Task
Copy out all lines from the material that contain the string "icon".
*** Stored data Section Begins ***
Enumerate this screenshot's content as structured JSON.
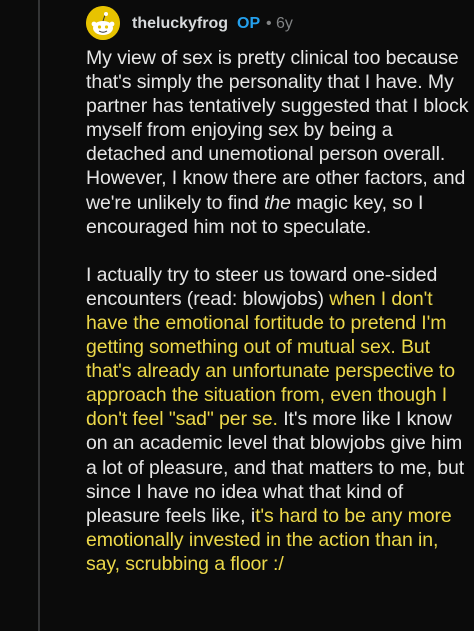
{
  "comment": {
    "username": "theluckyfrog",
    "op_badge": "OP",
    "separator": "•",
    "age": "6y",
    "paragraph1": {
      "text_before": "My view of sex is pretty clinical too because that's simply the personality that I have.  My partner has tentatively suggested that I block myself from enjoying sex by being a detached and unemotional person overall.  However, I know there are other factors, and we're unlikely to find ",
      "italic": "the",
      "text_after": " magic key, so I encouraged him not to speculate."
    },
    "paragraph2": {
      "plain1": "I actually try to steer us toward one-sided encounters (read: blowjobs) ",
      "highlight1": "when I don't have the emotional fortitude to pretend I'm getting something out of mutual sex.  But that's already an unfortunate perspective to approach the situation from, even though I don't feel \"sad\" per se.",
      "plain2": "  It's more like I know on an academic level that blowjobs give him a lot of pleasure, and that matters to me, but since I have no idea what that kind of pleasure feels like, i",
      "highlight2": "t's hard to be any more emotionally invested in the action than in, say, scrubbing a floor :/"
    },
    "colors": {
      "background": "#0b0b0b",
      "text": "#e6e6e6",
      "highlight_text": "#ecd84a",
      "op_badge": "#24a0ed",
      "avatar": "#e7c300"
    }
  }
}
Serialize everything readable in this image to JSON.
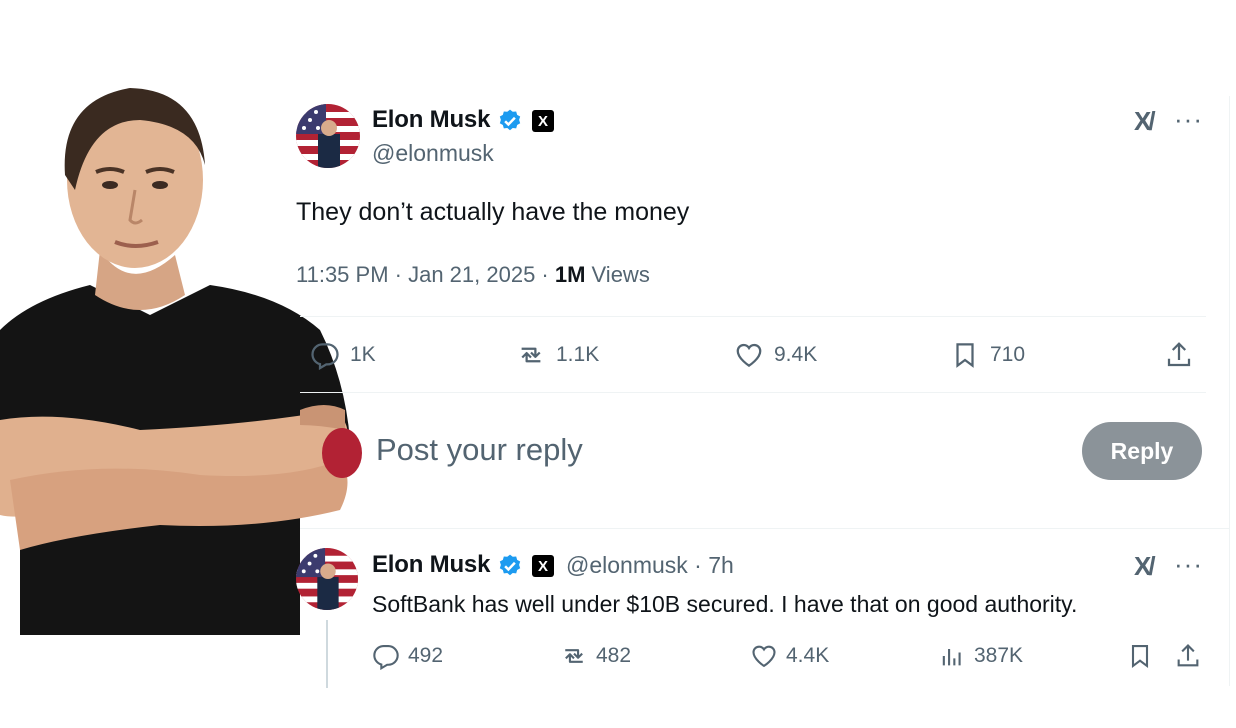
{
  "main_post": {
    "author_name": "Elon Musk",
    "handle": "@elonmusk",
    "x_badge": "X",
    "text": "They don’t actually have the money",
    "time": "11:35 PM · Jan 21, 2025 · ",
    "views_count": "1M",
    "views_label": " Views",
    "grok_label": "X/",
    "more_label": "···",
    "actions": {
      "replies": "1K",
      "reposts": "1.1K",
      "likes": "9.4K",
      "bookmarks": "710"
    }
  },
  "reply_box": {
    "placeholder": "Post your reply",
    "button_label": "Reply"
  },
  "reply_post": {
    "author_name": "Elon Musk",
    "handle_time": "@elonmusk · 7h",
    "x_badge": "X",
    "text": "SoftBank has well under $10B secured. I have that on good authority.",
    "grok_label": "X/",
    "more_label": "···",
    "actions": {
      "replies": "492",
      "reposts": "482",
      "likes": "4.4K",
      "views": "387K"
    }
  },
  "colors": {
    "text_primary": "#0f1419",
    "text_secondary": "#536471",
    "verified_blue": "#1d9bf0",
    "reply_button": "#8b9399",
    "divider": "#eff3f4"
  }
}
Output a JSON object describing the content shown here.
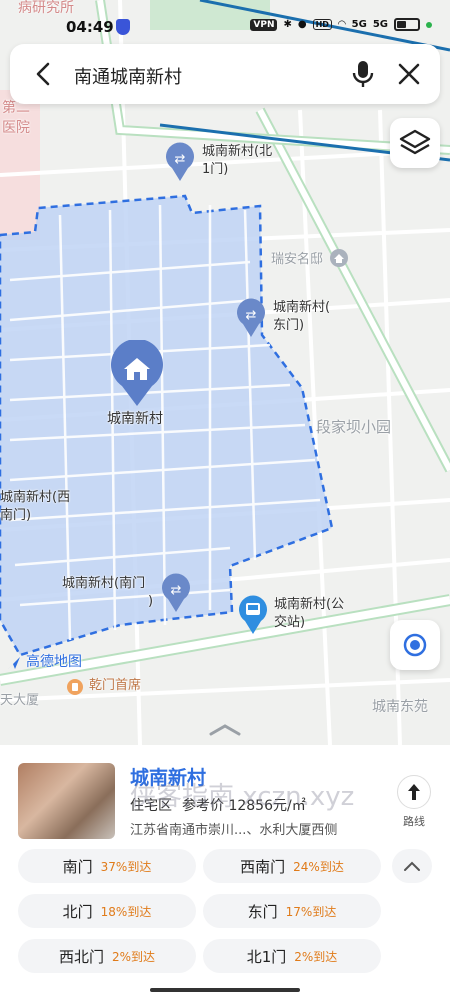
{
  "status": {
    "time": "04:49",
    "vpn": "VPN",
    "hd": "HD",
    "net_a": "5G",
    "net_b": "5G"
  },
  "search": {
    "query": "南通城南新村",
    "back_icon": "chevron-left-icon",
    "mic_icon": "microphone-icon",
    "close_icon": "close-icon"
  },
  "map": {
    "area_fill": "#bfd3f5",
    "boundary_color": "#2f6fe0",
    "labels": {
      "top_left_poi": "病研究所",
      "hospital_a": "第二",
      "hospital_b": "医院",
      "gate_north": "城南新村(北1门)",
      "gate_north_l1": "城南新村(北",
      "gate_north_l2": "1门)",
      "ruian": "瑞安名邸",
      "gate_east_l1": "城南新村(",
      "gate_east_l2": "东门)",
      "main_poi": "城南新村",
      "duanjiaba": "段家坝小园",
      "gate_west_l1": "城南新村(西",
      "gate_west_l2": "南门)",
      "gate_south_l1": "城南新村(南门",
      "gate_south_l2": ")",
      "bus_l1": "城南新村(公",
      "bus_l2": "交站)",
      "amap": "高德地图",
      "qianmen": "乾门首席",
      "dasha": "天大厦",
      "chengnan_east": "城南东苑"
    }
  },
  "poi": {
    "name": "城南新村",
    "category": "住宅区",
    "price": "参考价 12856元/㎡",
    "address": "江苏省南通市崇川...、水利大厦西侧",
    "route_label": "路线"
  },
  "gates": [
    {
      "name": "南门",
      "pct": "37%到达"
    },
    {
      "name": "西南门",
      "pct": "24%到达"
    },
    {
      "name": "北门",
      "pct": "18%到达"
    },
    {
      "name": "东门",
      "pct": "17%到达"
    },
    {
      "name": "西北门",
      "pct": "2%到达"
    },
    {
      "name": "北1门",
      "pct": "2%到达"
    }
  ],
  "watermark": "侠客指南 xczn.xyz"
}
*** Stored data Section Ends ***
Answer to this task
    "back_icon": "chevron-left-icon",
    "mic_icon": "microphone-icon",
    "close_icon": "close-icon"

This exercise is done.